Sunday, September 18, 2022

Speak up!

This past week, my friend Kim and I attended a presentation at the Museum of Indian Arts and Culture here in Santa Fe. The speaker was Diane Bird, an archivist for the museum and one of the curators of the revamped "Here, Now and Always" exhibition. Since its inception in 1997, the idea behind the exhibition has been to explain to museum visitors that Native Americans didn't disappear when the Wild West ended -- they're still here, and their history and culture are way more interesting than those old Westerns ever let on.

Bird is a member of Cochiti Pueblo, and among her responsibilities during the revamp of the exhibition last year was to plan the portion dealing with Native survival, both in the past and today. Tribes and nations from across the Southwest were consulted in the creation of the entire exhibit, and they had input into what would be displayed.

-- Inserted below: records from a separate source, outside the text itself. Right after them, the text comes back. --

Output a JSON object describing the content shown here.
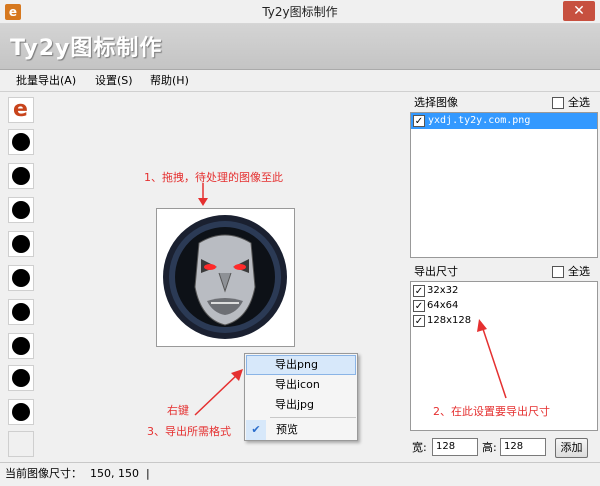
{
  "window": {
    "title": "Ty2y图标制作",
    "close_glyph": "✕"
  },
  "banner": {
    "title": "Ty2y图标制作"
  },
  "menu": [
    {
      "label": "批量导出(A)"
    },
    {
      "label": "设置(S)"
    },
    {
      "label": "帮助(H)"
    }
  ],
  "thumbnails": {
    "first_letter": "e",
    "count": 11
  },
  "select_panel": {
    "title": "选择图像",
    "select_all": "全选",
    "items": [
      {
        "name": "yxdj.ty2y.com.png",
        "checked": true,
        "selected": true
      }
    ]
  },
  "size_panel": {
    "title": "导出尺寸",
    "select_all": "全选",
    "sizes": [
      {
        "label": "32x32",
        "checked": true
      },
      {
        "label": "64x64",
        "checked": true
      },
      {
        "label": "128x128",
        "checked": true
      }
    ]
  },
  "bottom": {
    "width_label": "宽:",
    "width_value": "128",
    "height_label": "高:",
    "height_value": "128",
    "add_label": "添加"
  },
  "status": {
    "label": "当前图像尺寸：",
    "value": "150, 150",
    "sep": "|"
  },
  "context_menu": {
    "items": [
      {
        "label": "导出png"
      },
      {
        "label": "导出icon"
      },
      {
        "label": "导出jpg"
      }
    ],
    "preview": {
      "label": "预览",
      "checked": true,
      "check_glyph": "✔"
    }
  },
  "annotations": {
    "step1": "1、拖拽，待处理的图像至此",
    "step2": "2、在此设置要导出尺寸",
    "step3_line1": "右键",
    "step3_line2": "3、导出所需格式"
  },
  "colors": {
    "annotation": "#e53030",
    "selection": "#3399ff",
    "close": "#c7503f"
  }
}
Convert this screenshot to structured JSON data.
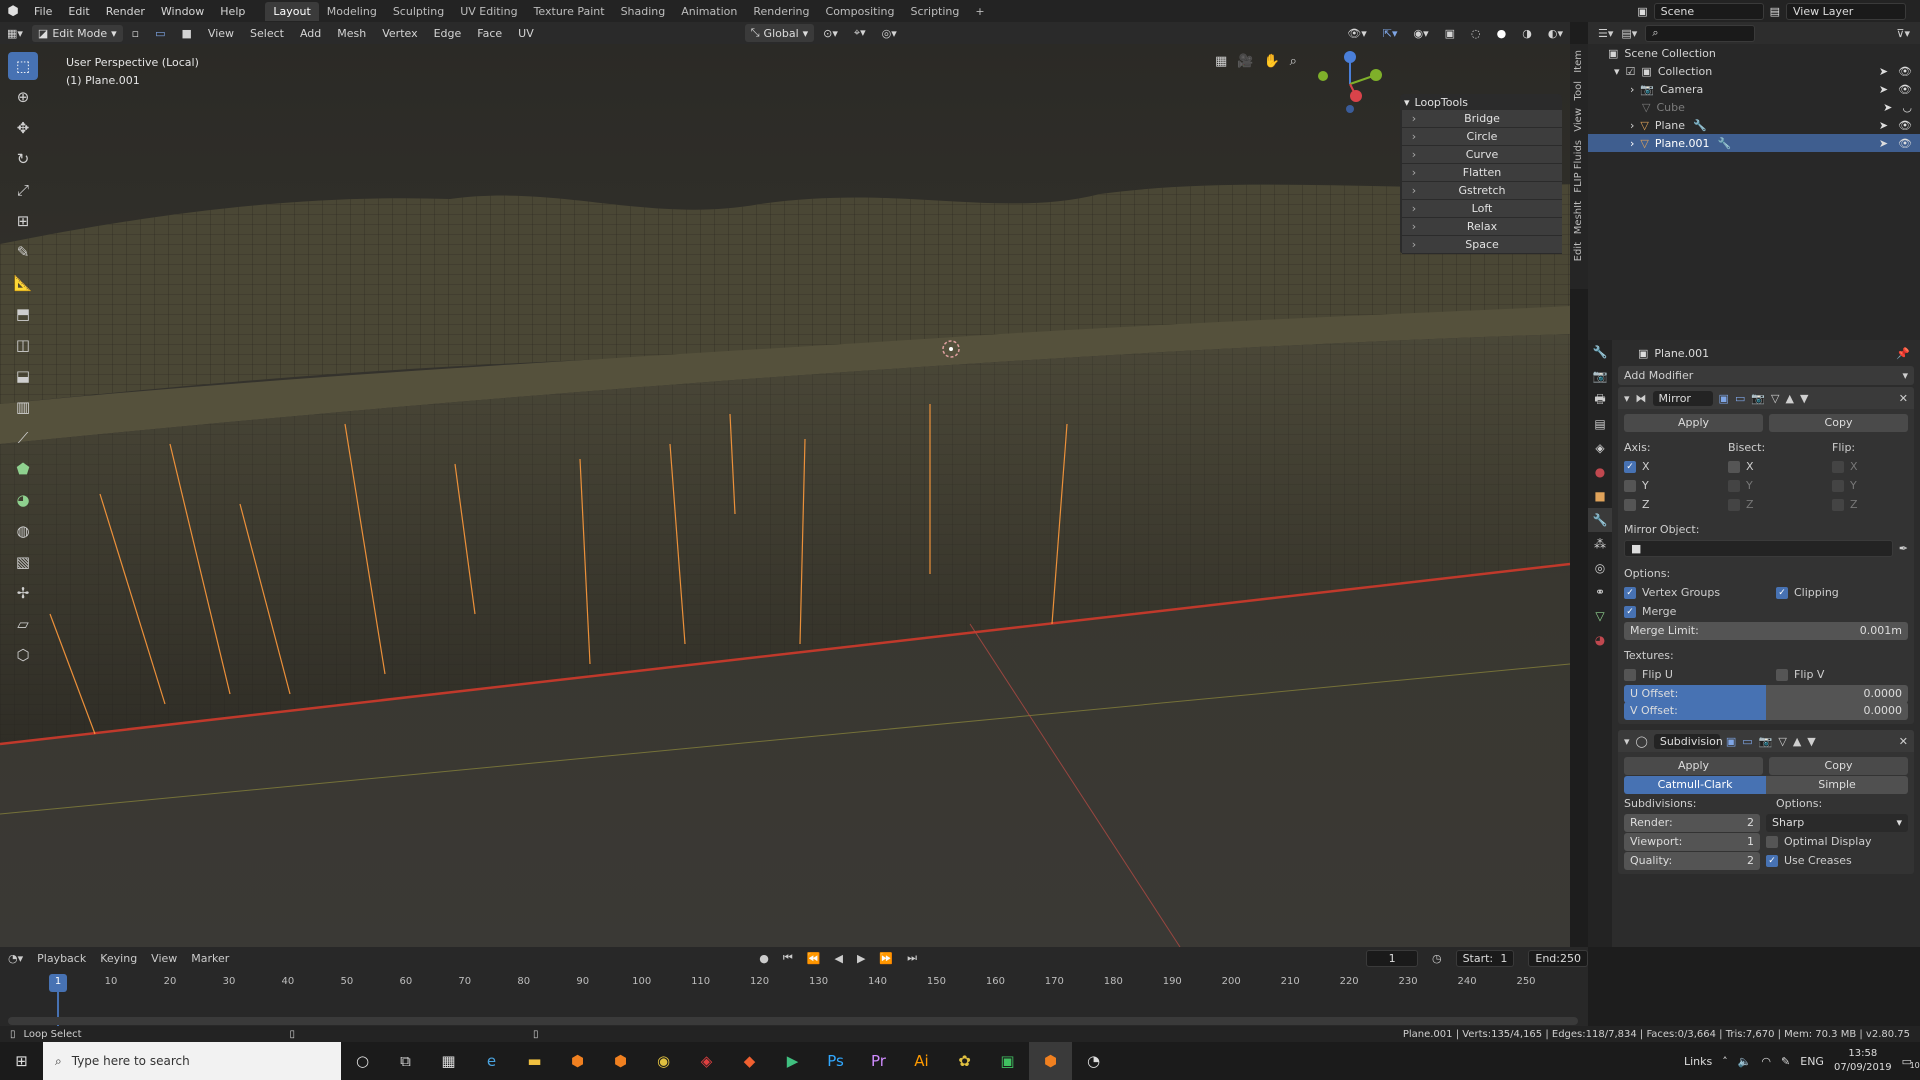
{
  "app": {
    "menus": [
      "File",
      "Edit",
      "Render",
      "Window",
      "Help"
    ],
    "workspaces": [
      "Layout",
      "Modeling",
      "Sculpting",
      "UV Editing",
      "Texture Paint",
      "Shading",
      "Animation",
      "Rendering",
      "Compositing",
      "Scripting",
      "+"
    ],
    "active_workspace": "Layout",
    "scene": "Scene",
    "view_layer": "View Layer"
  },
  "viewport_header": {
    "mode": "Edit Mode",
    "menus": [
      "View",
      "Select",
      "Add",
      "Mesh",
      "Vertex",
      "Edge",
      "Face",
      "UV"
    ],
    "orientation": "Global"
  },
  "viewport": {
    "perspective": "User Perspective (Local)",
    "object": "(1) Plane.001",
    "side_tabs": [
      "Item",
      "Tool",
      "View",
      "FLIP Fluids",
      "MeshIt",
      "Edit"
    ]
  },
  "looptools": {
    "title": "LoopTools",
    "buttons": [
      "Bridge",
      "Circle",
      "Curve",
      "Flatten",
      "Gstretch",
      "Loft",
      "Relax",
      "Space"
    ]
  },
  "outliner": {
    "root": "Scene Collection",
    "rows": [
      {
        "label": "Collection",
        "level": 1,
        "state": "normal"
      },
      {
        "label": "Camera",
        "level": 2,
        "state": "normal"
      },
      {
        "label": "Cube",
        "level": 2,
        "state": "dim"
      },
      {
        "label": "Plane",
        "level": 2,
        "state": "normal"
      },
      {
        "label": "Plane.001",
        "level": 2,
        "state": "selected"
      }
    ]
  },
  "properties": {
    "object_name": "Plane.001",
    "add_modifier": "Add Modifier",
    "mirror": {
      "name": "Mirror",
      "apply": "Apply",
      "copy": "Copy",
      "axis_label": "Axis:",
      "bisect_label": "Bisect:",
      "flip_label": "Flip:",
      "axes": [
        "X",
        "Y",
        "Z"
      ],
      "axis_on": [
        true,
        false,
        false
      ],
      "mirror_object_label": "Mirror Object:",
      "options_label": "Options:",
      "vertex_groups": "Vertex Groups",
      "clipping": "Clipping",
      "merge": "Merge",
      "merge_limit_label": "Merge Limit:",
      "merge_limit": "0.001m",
      "textures_label": "Textures:",
      "flip_u": "Flip U",
      "flip_v": "Flip V",
      "u_offset_label": "U Offset:",
      "u_offset": "0.0000",
      "v_offset_label": "V Offset:",
      "v_offset": "0.0000"
    },
    "subdivision": {
      "name": "Subdivision",
      "apply": "Apply",
      "copy": "Copy",
      "catmull": "Catmull-Clark",
      "simple": "Simple",
      "subdivisions_label": "Subdivisions:",
      "options_label": "Options:",
      "render_label": "Render:",
      "render": "2",
      "viewport_label": "Viewport:",
      "viewport": "1",
      "quality_label": "Quality:",
      "quality": "2",
      "sharp": "Sharp",
      "optimal_display": "Optimal Display",
      "use_creases": "Use Creases"
    }
  },
  "timeline": {
    "menus": [
      "Playback",
      "Keying",
      "View",
      "Marker"
    ],
    "current_frame": "1",
    "start_label": "Start:",
    "start": "1",
    "end_label": "End:",
    "end": "250",
    "ticks": [
      "1",
      "10",
      "20",
      "30",
      "40",
      "50",
      "60",
      "70",
      "80",
      "90",
      "100",
      "110",
      "120",
      "130",
      "140",
      "150",
      "160",
      "170",
      "180",
      "190",
      "200",
      "210",
      "220",
      "230",
      "240",
      "250"
    ]
  },
  "status": {
    "left": "Loop Select",
    "right": "Plane.001 | Verts:135/4,165 | Edges:118/7,834 | Faces:0/3,664 | Tris:7,670 | Mem: 70.3 MB | v2.80.75"
  },
  "taskbar": {
    "search_placeholder": "Type here to search",
    "links": "Links",
    "lang": "ENG",
    "time": "13:58",
    "date": "07/09/2019",
    "notification_count": "10"
  },
  "colors": {
    "accent": "#4772b3",
    "selection": "#3f5e8f",
    "edge_select": "#ff9a3c"
  }
}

Several times during her talk, she mentioned that some of the Pueblos didn't want the Pueblo Revolt mentioned anywhere. 

kieferpix | Deposit Photos
Quick history lesson: Spanish conquistadores first came to New Mexico in 1540, searching for gold (which they never found) and causing a lot of trouble with the Natives who were already here. Coronado and his men eventually departed, but about 60 years later, Don Juan de Oñate brought settlers up from Mexico. Oñate put down a particularly bloody rebellion at Acoma Pueblo, killing or enslaving hundreds and ordering that all men of the pueblo who were 25 or older have one foot cut off. Missionaries came, too, and forced the Natives to convert to Catholicism. By 1680, the Puebloans had had enough. In that year, an Ohkay Owingeh Pueblo leader, Po'pay, led a revolt against the Spanish. It was coordinated by sending runners to each pueblo to give the leaders knotted cords. One knot in each cord was to be undone each day; when all the knots had been untied, it was time to attack. The result was bloody but successful -- the Spaniards were forced to abandon Santa Fe and retreat south to present-day El Paso. The Natives' victory lasted twelve years, at which point the Spaniards returned (how peaceful that return actually was is a story for another time).

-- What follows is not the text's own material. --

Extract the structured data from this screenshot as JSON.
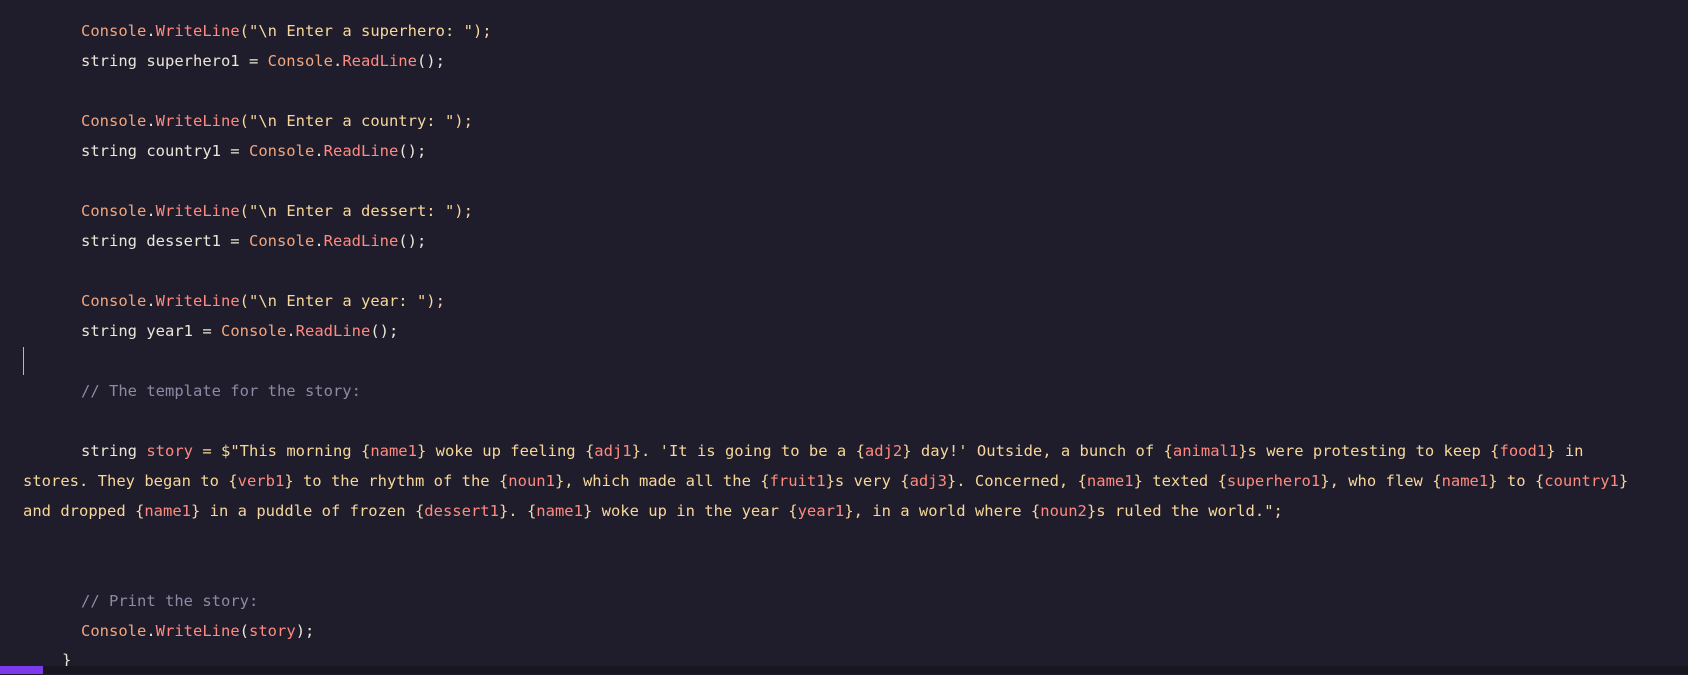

Okay, back to the presentation last week. After the curator had said a couple of times that some pueblos didn't want any mention of the Pueblo Revolt, I asked her why. Why wouldn't they want people to know that their ancestors fought back against the invaders and won? 

Bird said it was because people didn't like to talk about it. That first Spanish occupation was a horrible experience; for hundreds of years, it was never spoken of. It wasn't until the pueblos began organizing an annual commemorative run in the late 1990s that Native kids began learning about the Pueblo Revolt.

Then another attendee spoke up. She was Jewish, and she said she was raised to never speak of the Holocaust for the same reason: because it was so painful and horrible and because so many people were killed. 

So many of today's ills are exacerbated by people not speaking up. From the burning of Black Wall Street in Tulsa in 1921 to incidents of domestic violence, heinous acts committed by humans against their fellow humans are hushed up. Sometimes it's deliberate -- those in power don't want the stories of their cruelty to spread. But too often, it's the victims who refuse to speak up, because of fear or embarrassment or pain. They don't want to relive the experience, so they don't. They try to forget. And so, succeeding generations never learn.

But as writer and philosopher George Santayana once said, "Those who cannot remember the past are condemned to repeat it." 

Humans have ugly impulses. We commit atrocities on a regular basis. 

It's so easy to forget that. We are routinely lulled into a false sense of security about how good and just and peaceful we are. 

But we can't fall for the lullaby. We should strive to keep all of humanity's behavior in perspective -- even the heinous parts -- and that involves a regular acknowledgement of how awful we can be to one another. 

Because otherwise it will happen again.


These moments of bloggy remembrance have been brought to you, as a public service, by Lynne Cantwell. Stay safe!